Dane Reynolds and Kelly Slater are probably the two most exciting surfers around today. Certainly they receive the most media attention. It’s not just because of the Kelly’s 9 titles or Dane’s understated yet charming, anti-establishment persona. (You’ve gotta love Dane, he’s the original fisherman-punk.) These guys know how to make the board go fast on a wave and they have a whole quiver of creative maneuvers to use the speed they created.
Recently though the pair have been making headlines with the type of boards they’ve ben riding in competition. They’ve been winning heats on boards 6 inches shorter than traditional shortboards (or thrusters).
So what the deal? Are they just riding fishes? Well, no. A fish is shorter and wider than a normal shortboard but it also has almost no rocker. The rocker is the curve running through the board from tail to nose. (More rocker means a board will plain (and paddle) more slowly but can turn more tightly especially on a steeper wave). A fish, therefore, paddles really easily and happily skates over flat sections of the wave but doesn’t turn with the same speed and power. If you want to see the power Dane gets out of his board just go to Hurley.com and check out the first turn Dane did on his 9.70 wave against Taylor Knox. The boards Kelly and Dane have been riding are shorter and wider but they are not really fishes. They are thin, like high performance shortboards and, while they have a little less rocker, they definitely have more rocker than a fish.
Should you buy a Kelly or Dane model surfboard?
No surfboard is going to make you magically surf like these guys, only a lot of hard work and a great coach. Having said that you can never have too many boards in your quiver. Kelly’s regular shortboards are so low volume that even a lot of pros find them difficult to paddle. But even if you buy a board that is too small/big/short/thin or wide for you, it will only make you surf better in the long run. So why not?

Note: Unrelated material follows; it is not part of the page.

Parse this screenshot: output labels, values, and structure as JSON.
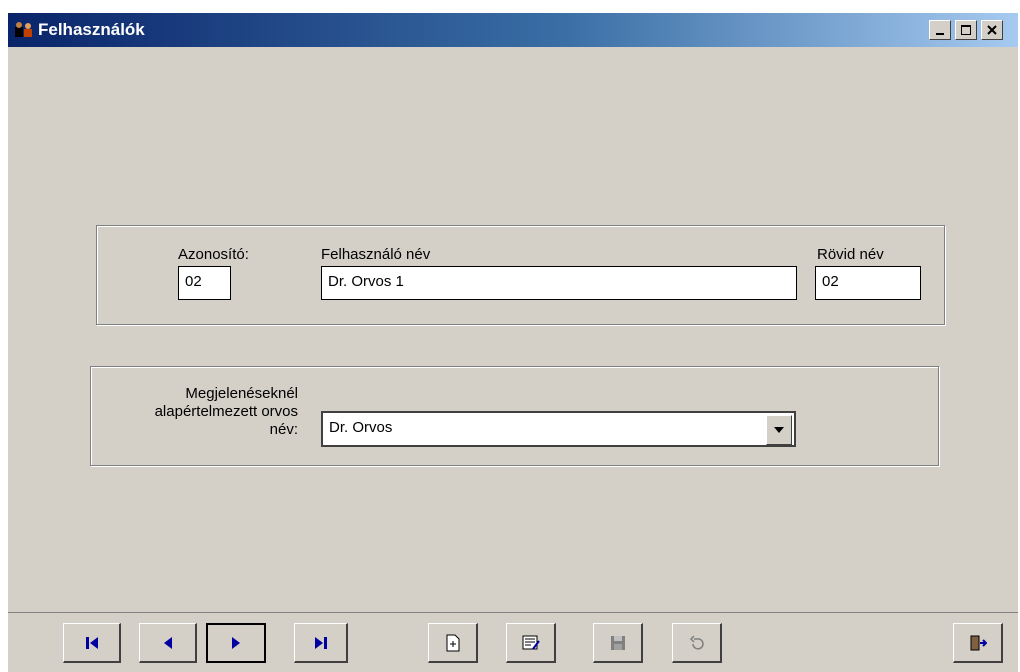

Both surfers ride for Al Merrick’s Channel Island Surfboards. Al has been making boards for Kelly, and mentoring him, for his entire career. For more info on the exact specs of their boards check out Channel Island Surfboards.